In these instances, Raymond is powerless to stop himself. Furthermore, such is the nature of his synaptic reprogramming, at no point is he aware he is acting under orders, retains no memory of his actions and instead reverts back to his antecedent state on completion of his missions. For the communists, this renders him the ideal hitman: “If a normally conditioned Anglo-Saxon could be taught to kill … then to have no memory of having killed … he could feel no guilt, he could not fall into the trap of betraying fear of being caught”. Though a personal friend, working in the field of psychology, has assured me in no uncertain terms that such an enterprise would be impossible, it nevertheless makes for great fiction!

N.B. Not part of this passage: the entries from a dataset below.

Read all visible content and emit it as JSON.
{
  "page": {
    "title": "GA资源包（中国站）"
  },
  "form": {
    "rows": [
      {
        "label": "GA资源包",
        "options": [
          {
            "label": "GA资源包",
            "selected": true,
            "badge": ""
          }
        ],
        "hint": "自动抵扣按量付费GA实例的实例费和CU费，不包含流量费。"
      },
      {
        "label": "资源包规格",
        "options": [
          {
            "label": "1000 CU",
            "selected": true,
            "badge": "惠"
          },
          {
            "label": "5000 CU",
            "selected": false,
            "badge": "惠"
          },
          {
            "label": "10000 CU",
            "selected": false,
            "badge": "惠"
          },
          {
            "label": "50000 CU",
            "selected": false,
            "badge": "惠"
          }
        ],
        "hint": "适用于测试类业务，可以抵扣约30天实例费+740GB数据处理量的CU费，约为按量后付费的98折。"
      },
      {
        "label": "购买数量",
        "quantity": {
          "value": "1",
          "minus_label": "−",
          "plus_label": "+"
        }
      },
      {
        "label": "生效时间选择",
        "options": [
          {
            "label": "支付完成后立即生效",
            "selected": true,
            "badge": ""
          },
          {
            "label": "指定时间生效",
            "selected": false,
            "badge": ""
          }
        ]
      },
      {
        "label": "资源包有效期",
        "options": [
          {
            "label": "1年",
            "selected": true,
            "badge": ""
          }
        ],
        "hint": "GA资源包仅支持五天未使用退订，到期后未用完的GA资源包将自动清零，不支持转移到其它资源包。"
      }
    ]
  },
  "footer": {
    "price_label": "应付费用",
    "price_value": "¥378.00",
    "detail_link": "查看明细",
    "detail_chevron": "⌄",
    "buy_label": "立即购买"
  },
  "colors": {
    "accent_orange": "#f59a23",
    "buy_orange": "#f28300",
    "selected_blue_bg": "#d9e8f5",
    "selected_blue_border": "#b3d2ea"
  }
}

It seems, during this period of lockdown, we have never been more at the mercy of online fraudsters. With infuriating frequency we receive e-mails, supposedly from a source of pervasive bearing upon our lives – be it a bank, broadband provider, HMRC or an insurance company – advising us we have been the victim of a cyber-attack, and inviting us to click a spurious link in order to remedy the situation. That is, until you discover the sender’s e-mail address is about as legitimate as one of Charles II’s male heirs! Yet, for a second, some of us may find ourselves compelled to click said links. This is because we have in fact been issued an imperative from a purported source of authority.
As Milgram states, “It is the appearance of authority and not actual authority to which the subject responds”. In the case of the above, we are being deceived by corporate art and content which effectively mimics that of e-mails from legitimate providers. The same thought-and-response process applies with regard to epaulets and uniforms, for as Milgram elucidates: “external accoutrements ... signify the authority in a given situation”. For example, recently I granted someone access to my property to temporarily disconnect my gas supply, simply because he was wearing a hi-vis tabard! Similarly, to a more harmful degree in the US, certain individuals have recently imbibed disinfectant simply because the directive has been issued from the office of president, with its plenitude of banners, placards and seals.
Milgram claims that,“[s]ome system of authority is a requirement of all communal living, and it is only the man dwelling in isolation who is not forced to respond”. This perhaps flags one of the paradoxes of lockdown, with so many of us now actually living in relative seclusion; and it may go some way to explaining why some may feel resistant, however wisely or unwisely, to the dicta of Number 10. I should clarify, here, that I am in no way a Covid sceptic and have adhered as diligently as possible to the guidelines set down! That said, we have seen many instances of deviation not only from the general populace but also from numerous of the rule-setters themselves, leading to both an undermining of governmental authority and a degree of disobedience to it.
Milgram also tells us that authority may be undermined “when different authorities simultaneously call for opposing lines of action”. In such instances, “a person’s own values will [then] prevail and determine which authority he follows”. This is how The Manchurian Candidate
ultimately concludes. When Benny Marco discovers the means by which to crack Raymond’s conditioning, steps in as competing authority figure and attempts to issue Raymond a series of counter commands, with mixed results, it is Raymond himself who finally takes affirmative action, abrogating his former programming and assassinating not the presidential nominee, as first instructed, but his conspiring mother and stepfather, the true villains of the piece.
The Manchurian Candidate
is published by Arrow Books.
Obedience to Authority
is published by Harper & Row.